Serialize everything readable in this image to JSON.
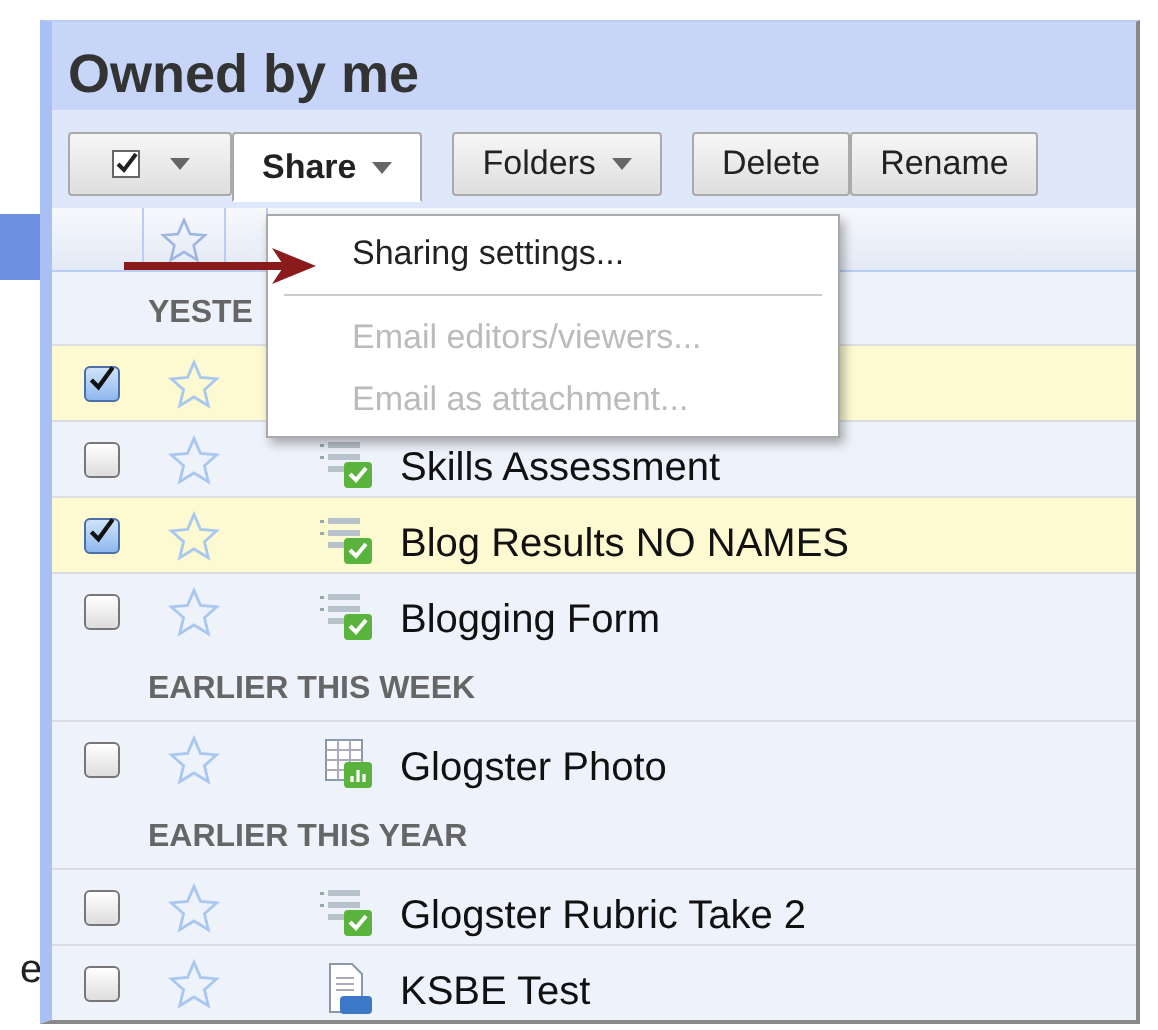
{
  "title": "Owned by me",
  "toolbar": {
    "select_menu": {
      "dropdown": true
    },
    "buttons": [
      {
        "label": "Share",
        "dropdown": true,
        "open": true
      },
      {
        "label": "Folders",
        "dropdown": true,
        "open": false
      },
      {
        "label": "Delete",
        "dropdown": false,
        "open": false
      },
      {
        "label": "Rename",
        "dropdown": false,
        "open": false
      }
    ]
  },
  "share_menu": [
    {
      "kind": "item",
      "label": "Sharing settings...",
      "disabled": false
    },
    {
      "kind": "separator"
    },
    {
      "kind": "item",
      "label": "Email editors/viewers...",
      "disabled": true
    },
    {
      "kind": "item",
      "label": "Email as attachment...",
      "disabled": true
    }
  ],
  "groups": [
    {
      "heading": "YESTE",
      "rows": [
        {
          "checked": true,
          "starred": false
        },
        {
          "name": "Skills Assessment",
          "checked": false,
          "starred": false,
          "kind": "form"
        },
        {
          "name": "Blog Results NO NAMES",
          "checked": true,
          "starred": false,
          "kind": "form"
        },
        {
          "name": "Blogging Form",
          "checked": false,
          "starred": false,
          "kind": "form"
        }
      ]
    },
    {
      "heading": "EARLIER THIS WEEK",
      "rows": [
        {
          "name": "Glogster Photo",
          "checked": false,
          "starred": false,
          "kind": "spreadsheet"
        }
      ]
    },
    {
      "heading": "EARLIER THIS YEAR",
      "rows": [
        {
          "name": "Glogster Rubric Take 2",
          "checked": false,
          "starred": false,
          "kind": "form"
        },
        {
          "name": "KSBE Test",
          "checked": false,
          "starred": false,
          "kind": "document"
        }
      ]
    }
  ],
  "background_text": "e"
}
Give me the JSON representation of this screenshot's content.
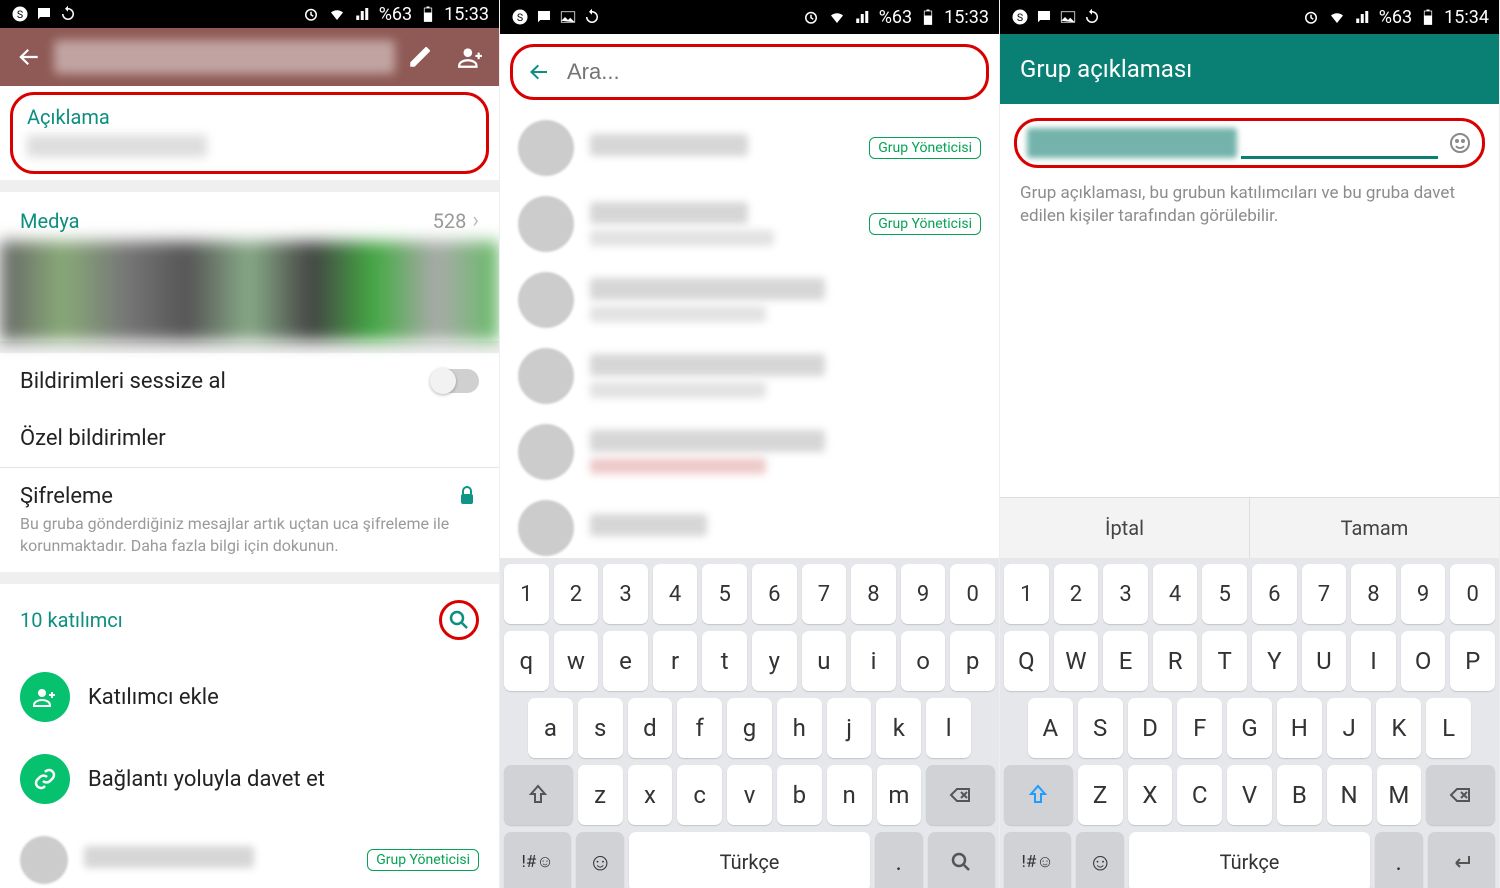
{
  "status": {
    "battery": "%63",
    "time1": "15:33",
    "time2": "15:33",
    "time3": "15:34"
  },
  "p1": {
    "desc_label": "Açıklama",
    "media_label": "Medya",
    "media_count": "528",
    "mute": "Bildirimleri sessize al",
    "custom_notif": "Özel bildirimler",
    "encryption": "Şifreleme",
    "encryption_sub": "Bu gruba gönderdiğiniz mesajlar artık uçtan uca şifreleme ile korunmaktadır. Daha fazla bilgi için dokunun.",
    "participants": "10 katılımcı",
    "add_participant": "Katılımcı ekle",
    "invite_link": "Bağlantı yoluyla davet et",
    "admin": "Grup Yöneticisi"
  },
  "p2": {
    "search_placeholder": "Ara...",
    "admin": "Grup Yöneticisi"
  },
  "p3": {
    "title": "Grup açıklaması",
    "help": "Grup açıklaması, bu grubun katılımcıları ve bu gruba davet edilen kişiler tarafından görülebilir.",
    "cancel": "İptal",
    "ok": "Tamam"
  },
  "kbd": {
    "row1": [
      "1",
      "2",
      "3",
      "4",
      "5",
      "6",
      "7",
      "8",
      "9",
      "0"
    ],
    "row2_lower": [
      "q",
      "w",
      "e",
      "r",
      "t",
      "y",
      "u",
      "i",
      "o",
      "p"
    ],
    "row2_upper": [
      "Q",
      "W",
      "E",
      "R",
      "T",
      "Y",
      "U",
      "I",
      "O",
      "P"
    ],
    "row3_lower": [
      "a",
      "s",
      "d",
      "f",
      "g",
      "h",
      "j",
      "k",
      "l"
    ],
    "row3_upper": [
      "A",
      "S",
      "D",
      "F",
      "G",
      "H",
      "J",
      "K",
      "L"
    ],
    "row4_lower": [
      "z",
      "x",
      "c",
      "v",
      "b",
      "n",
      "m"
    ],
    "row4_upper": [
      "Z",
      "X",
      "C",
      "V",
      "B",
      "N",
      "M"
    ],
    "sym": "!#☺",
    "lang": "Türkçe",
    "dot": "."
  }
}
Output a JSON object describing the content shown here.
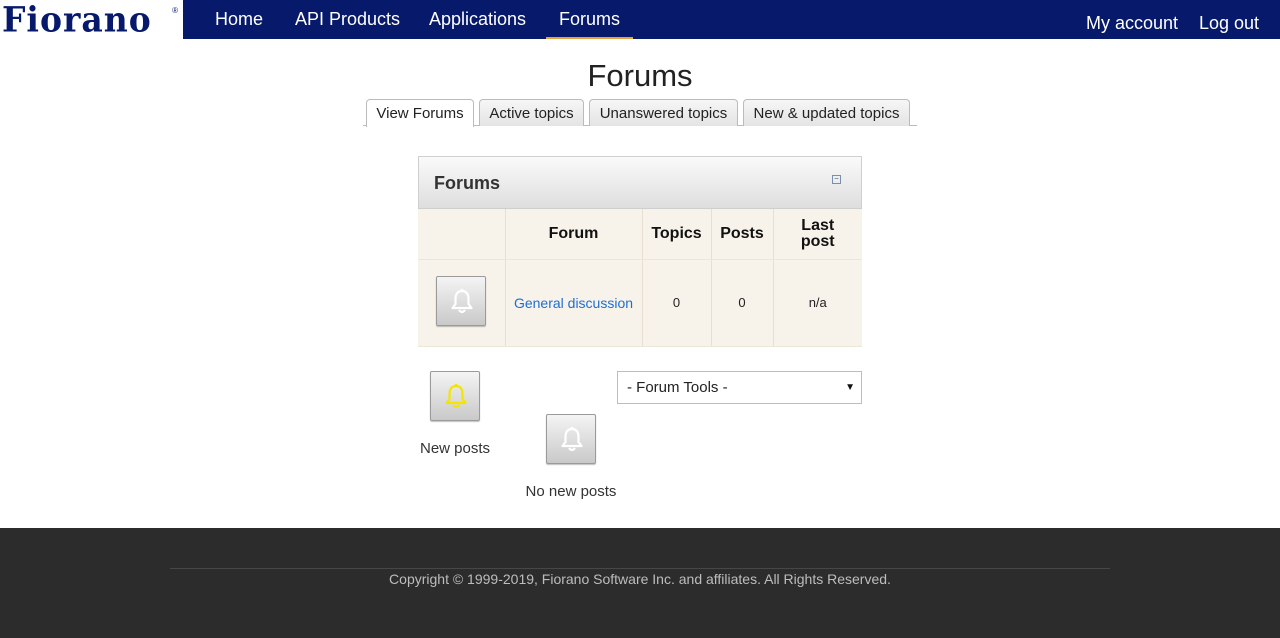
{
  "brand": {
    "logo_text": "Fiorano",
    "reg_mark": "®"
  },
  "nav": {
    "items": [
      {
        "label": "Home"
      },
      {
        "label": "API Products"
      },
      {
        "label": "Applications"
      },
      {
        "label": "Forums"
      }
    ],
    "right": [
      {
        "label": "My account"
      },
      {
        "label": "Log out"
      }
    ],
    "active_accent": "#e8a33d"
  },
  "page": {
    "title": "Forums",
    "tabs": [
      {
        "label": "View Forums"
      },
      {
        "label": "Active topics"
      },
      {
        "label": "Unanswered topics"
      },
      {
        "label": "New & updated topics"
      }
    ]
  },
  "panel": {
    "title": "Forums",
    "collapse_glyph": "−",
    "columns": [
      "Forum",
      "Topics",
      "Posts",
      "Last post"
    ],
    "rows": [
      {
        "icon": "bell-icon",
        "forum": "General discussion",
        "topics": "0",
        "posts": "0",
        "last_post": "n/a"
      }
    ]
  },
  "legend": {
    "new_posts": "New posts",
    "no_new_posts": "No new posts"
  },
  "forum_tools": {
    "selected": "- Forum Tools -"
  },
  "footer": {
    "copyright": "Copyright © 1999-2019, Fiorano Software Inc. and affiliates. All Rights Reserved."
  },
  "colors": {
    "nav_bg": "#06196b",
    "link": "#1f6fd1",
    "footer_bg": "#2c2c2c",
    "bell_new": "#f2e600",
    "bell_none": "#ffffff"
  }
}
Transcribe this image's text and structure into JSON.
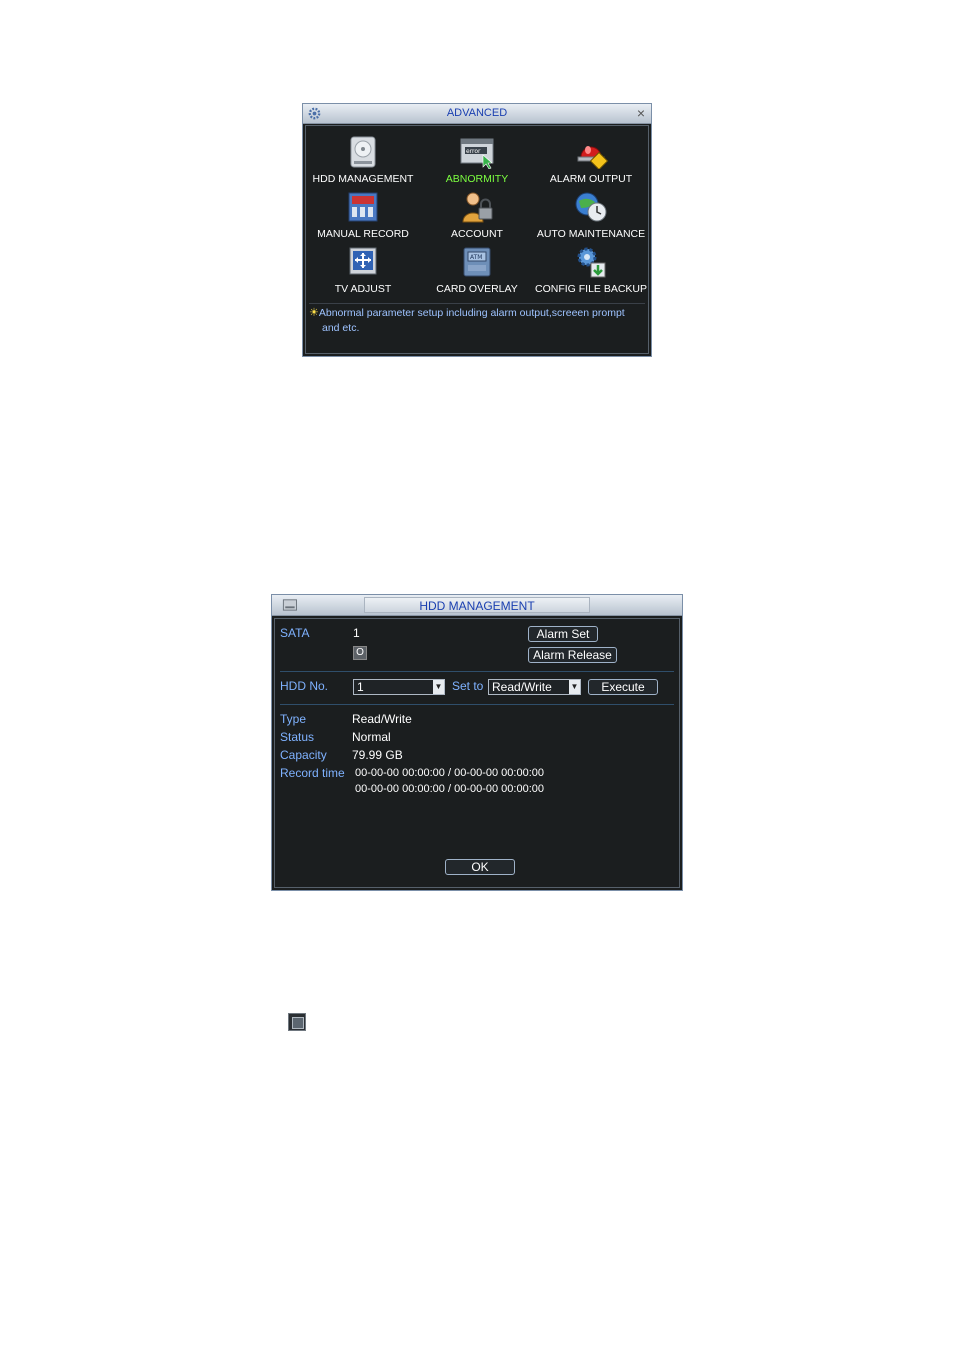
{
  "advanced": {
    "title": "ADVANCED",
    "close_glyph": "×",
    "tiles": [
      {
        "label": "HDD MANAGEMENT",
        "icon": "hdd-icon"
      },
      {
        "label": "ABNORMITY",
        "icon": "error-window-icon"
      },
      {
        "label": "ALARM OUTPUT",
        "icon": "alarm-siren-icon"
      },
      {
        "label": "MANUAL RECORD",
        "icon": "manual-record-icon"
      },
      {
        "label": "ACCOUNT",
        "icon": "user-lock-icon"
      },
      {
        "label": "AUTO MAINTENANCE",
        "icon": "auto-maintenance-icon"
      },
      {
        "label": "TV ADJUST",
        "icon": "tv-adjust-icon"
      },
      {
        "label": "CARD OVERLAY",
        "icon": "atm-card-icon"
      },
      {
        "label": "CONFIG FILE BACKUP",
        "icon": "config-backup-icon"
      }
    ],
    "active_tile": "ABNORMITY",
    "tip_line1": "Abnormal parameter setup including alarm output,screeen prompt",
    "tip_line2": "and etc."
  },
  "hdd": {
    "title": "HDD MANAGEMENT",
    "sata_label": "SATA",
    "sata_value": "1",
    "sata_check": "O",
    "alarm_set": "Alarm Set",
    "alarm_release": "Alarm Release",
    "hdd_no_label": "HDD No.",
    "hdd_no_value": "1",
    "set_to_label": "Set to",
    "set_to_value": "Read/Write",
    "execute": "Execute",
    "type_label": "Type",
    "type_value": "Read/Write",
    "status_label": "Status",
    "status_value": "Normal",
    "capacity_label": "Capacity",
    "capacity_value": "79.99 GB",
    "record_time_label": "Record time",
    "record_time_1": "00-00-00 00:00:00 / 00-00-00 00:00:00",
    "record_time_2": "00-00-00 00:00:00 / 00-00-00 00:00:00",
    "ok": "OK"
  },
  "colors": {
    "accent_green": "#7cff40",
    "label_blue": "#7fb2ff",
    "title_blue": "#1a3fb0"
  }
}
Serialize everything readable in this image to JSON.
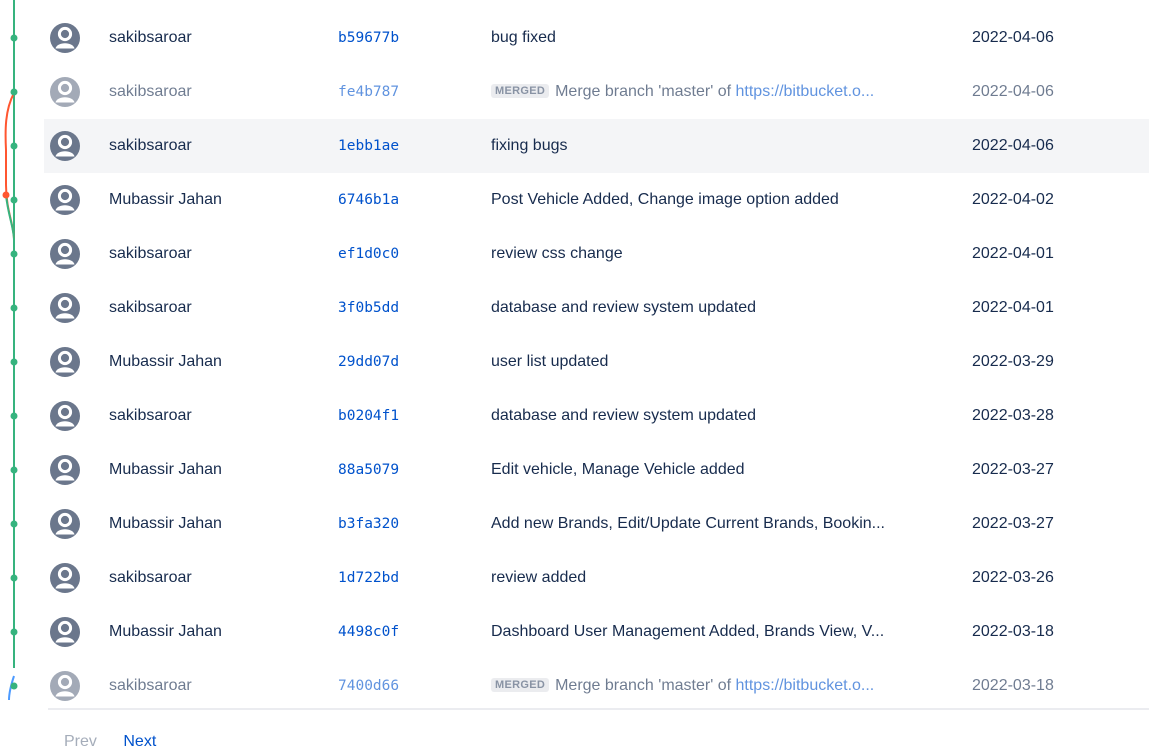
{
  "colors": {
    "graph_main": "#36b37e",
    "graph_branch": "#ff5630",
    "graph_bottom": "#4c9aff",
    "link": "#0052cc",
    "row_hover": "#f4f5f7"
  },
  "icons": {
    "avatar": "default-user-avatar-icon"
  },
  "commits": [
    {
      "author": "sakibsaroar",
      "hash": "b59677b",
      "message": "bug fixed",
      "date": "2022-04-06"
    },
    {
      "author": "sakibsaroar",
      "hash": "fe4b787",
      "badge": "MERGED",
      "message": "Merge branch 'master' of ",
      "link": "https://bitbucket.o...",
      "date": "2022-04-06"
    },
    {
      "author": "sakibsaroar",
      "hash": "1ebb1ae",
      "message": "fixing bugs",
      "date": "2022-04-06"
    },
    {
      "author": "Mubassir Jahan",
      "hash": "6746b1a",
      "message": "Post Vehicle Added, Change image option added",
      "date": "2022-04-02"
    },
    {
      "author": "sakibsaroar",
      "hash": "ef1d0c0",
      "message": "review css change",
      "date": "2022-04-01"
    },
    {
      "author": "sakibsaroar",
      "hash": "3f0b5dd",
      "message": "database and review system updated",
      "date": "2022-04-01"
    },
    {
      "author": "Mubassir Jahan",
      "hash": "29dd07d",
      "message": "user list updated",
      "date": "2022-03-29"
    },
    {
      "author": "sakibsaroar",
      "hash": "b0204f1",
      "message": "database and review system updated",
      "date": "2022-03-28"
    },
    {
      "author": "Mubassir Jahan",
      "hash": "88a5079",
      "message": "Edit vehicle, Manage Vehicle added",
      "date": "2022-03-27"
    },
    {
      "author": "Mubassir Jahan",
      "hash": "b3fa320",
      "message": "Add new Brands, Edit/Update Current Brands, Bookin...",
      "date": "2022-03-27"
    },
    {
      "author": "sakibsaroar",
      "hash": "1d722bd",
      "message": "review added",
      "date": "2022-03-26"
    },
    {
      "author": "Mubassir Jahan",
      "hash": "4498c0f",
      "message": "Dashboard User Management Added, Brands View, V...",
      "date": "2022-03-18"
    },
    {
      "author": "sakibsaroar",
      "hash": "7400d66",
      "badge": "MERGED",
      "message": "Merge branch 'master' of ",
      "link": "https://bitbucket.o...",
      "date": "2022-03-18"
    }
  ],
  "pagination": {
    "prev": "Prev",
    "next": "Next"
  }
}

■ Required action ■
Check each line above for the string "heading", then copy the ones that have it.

■ Task result ■
      "heading": "YESTE",
      "heading": "EARLIER THIS WEEK",
      "heading": "EARLIER THIS YEAR",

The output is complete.